At this point I was severely uncomfortable. As I’ve mentioned before and can’t emphasize enough, my family is very left-leaning. (As I’ve also mentioned before, they are also intelligent, loving and caring, so think twice if you’re planning on dissing them in the comments.) What if, God forbid, I became a conservative? That would be unconscionable. I’d gotten into enough passionate arguments over whether the United States had the *right* to invade Iraq; I could only imagine the difficulty it would create if I started advocating gun rights and the like.
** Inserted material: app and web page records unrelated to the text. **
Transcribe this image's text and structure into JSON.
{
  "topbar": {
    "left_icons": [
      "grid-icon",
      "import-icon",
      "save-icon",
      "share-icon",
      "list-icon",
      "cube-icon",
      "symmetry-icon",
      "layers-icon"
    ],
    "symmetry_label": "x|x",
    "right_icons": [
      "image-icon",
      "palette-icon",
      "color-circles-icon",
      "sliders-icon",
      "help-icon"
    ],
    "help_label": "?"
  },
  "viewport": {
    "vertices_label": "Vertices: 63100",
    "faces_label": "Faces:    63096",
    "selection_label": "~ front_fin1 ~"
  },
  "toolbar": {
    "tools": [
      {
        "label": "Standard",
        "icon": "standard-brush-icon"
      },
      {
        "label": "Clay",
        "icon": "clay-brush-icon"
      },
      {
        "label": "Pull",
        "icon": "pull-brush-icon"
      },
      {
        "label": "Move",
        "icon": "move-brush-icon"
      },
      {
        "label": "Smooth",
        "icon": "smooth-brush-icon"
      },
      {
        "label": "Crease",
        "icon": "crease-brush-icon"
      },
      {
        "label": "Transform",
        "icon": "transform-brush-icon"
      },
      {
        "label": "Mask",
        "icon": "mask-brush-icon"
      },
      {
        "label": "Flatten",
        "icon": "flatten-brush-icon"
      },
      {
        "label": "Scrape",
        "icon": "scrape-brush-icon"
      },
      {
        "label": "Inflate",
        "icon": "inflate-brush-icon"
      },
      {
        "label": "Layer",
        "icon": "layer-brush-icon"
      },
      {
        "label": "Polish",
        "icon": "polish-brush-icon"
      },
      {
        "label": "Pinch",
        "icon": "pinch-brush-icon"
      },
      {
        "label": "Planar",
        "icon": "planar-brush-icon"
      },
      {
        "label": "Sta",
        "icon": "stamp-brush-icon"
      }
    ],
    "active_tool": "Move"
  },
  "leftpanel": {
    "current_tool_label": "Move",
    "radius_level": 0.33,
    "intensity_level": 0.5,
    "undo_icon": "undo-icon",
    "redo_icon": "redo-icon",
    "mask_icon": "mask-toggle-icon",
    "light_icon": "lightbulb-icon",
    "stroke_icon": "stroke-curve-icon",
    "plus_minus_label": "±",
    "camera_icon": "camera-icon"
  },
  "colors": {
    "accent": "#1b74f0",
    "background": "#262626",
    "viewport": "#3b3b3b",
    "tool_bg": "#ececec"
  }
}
I sent out a cry for help. I emailed my liberal, politics-following friends (good, intelligent people all) and asked for assistance. I explained that I was starting to lean toward the conservative side and asked for blogs, articles, arguments — anything that would help keep me firmly in the liberal camp. I received back a few variations of “Bush is an idiot” and “Bush is a horse’s ass.” Despite the lack of liberal counterbalance, I did vote (unenthusiastically) for John Kerry. Yes, as Mike likes to tease me, I did vote for John Kerry before I was against him. Mea culpa, mea culpa, mea maxima culpa.
Around this time, I started backchecking how that Afghan war was going. I’d followed it casually — I still do — without really analyzing details (a mile wide and an inch deep, remember?). I was really shocked to realize, and remember, what I’d THOUGHT was going to happen in the invasion, versus what had actually happened . . . and that NO MEDIA HAD REPORTED THAT THEY GOT IT WRONG.
I couldn’t believe it. All through college, I thought I’d been very diligent and responsible in following the news — I read the New York Times as well as the Economist, and occasionally the Wall Street Journal. Now I discovered that the media had darkly — almost spitefully — predicted the worst in Afghanistan, had gotten it wrong, and had not acknowledged that they got it wrong. This, to me, was the real problem. It’s understandable to make an incorrect prediction; we all know that hindsight is 20/20. But you have to acknowledge that you got it wrong, or you lose credibility. That’s a very basic rule for human interaction; why didn’t it apply to the media?
So I started looking for news sources that either got it right, or were willing to admit and analyze where they’d been right and where they’d been wrong. I started reading more blogs that were honest, and unapologetic, about their conservative leanings. Once I did that, I realized how the mainstream media also was unapologetic about its liberal leanings . . . without being honest about it.
It sounds extremely trite, folks, I know . . . but I felt betrayed. I’d been diligent, and conscientious, about keeping myself informed about the world . . . only to find that the media had been filtering the world to show me only one side. And with that, I dove headlong into the opposition.
To be continued . . .
P.S. I’ve got one, maybe two more posts on the subject, then that should be it. This is not set up to be a super-serious blog, so fret not. I just want to record my journey so that *I* remember it, and then I’m going back to cats, food and fun.
UPDATE: Linked by ShoothouseBarbie, thanks!